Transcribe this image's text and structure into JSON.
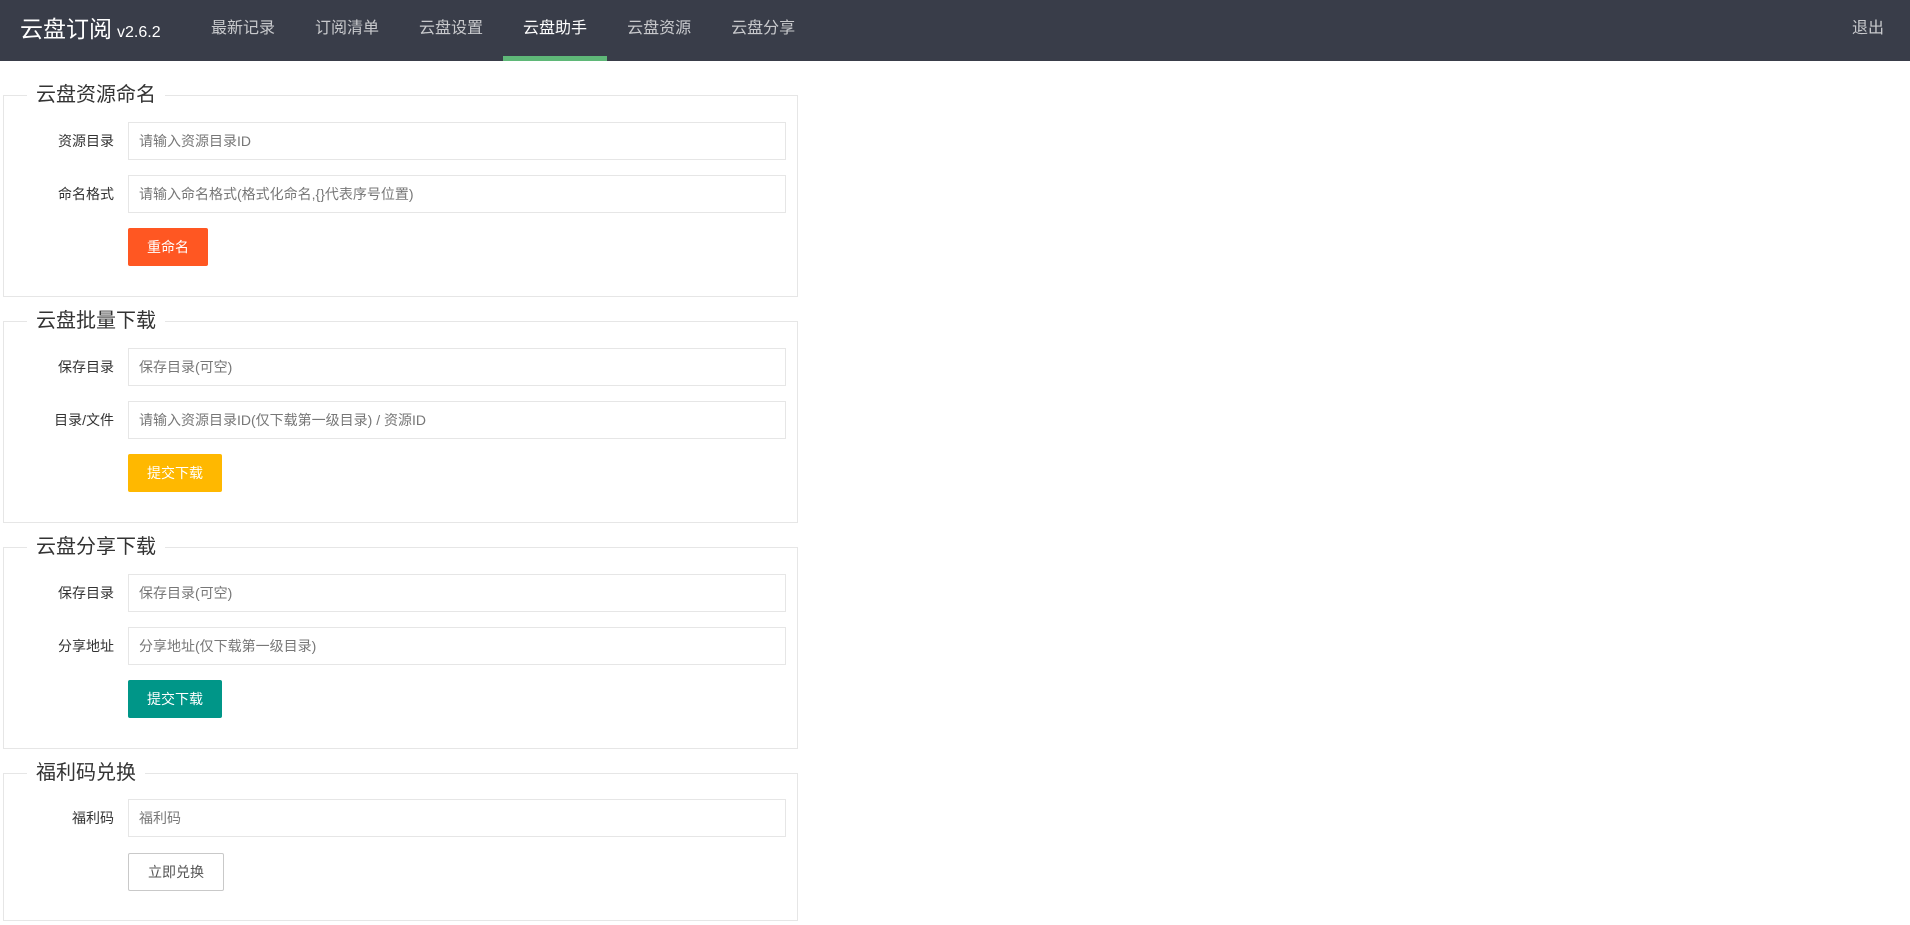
{
  "app": {
    "name": "云盘订阅",
    "version": "v2.6.2"
  },
  "nav": {
    "items": [
      {
        "label": "最新记录"
      },
      {
        "label": "订阅清单"
      },
      {
        "label": "云盘设置"
      },
      {
        "label": "云盘助手",
        "active": true
      },
      {
        "label": "云盘资源"
      },
      {
        "label": "云盘分享"
      }
    ],
    "logout": "退出",
    "accent_color": "#5fb878"
  },
  "rename": {
    "title": "云盘资源命名",
    "dir_label": "资源目录",
    "dir_placeholder": "请输入资源目录ID",
    "format_label": "命名格式",
    "format_placeholder": "请输入命名格式(格式化命名,{}代表序号位置)",
    "button": "重命名",
    "button_color": "#ff5722"
  },
  "batch_download": {
    "title": "云盘批量下载",
    "save_label": "保存目录",
    "save_placeholder": "保存目录(可空)",
    "target_label": "目录/文件",
    "target_placeholder": "请输入资源目录ID(仅下载第一级目录) / 资源ID",
    "button": "提交下载",
    "button_color": "#ffb800"
  },
  "share_download": {
    "title": "云盘分享下载",
    "save_label": "保存目录",
    "save_placeholder": "保存目录(可空)",
    "url_label": "分享地址",
    "url_placeholder": "分享地址(仅下载第一级目录)",
    "button": "提交下载",
    "button_color": "#009688"
  },
  "redeem": {
    "title": "福利码兑换",
    "code_label": "福利码",
    "code_placeholder": "福利码",
    "button": "立即兑换"
  }
}
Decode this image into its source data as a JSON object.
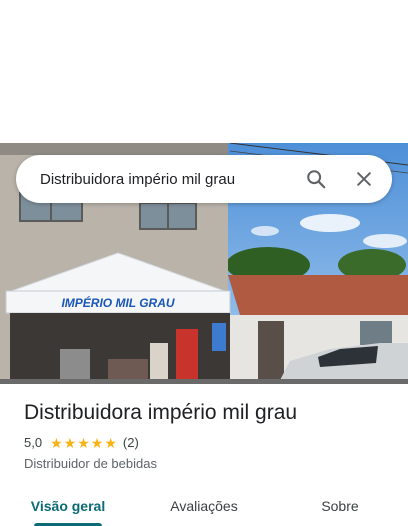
{
  "search": {
    "query": "Distribuidora império mil grau"
  },
  "place": {
    "name": "Distribuidora império mil grau",
    "rating": "5,0",
    "stars": 5,
    "review_count": "(2)",
    "category": "Distribuidor de bebidas"
  },
  "photo": {
    "sign_text": "IMPÉRIO MIL GRAU"
  },
  "tabs": [
    {
      "label": "Visão geral",
      "active": true
    },
    {
      "label": "Avaliações",
      "active": false
    },
    {
      "label": "Sobre",
      "active": false
    }
  ],
  "colors": {
    "accent": "#0b6a73",
    "star": "#f8b415"
  },
  "icons": {
    "search": "search-icon",
    "close": "close-icon",
    "star": "star-icon"
  }
}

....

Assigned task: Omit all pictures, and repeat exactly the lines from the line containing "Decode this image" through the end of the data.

Exercise solution:
Decode this image into its source data as a JSON object.
{
  "search": {
    "query": "Distribuidora império mil grau"
  },
  "place": {
    "name": "Distribuidora império mil grau",
    "rating": "5,0",
    "stars": 5,
    "review_count": "(2)",
    "category": "Distribuidor de bebidas"
  },
  "photo": {
    "sign_text": "IMPÉRIO MIL GRAU"
  },
  "tabs": [
    {
      "label": "Visão geral",
      "active": true
    },
    {
      "label": "Avaliações",
      "active": false
    },
    {
      "label": "Sobre",
      "active": false
    }
  ],
  "colors": {
    "accent": "#0b6a73",
    "star": "#f8b415"
  },
  "icons": {
    "search": "search-icon",
    "close": "close-icon",
    "star": "star-icon"
  }
}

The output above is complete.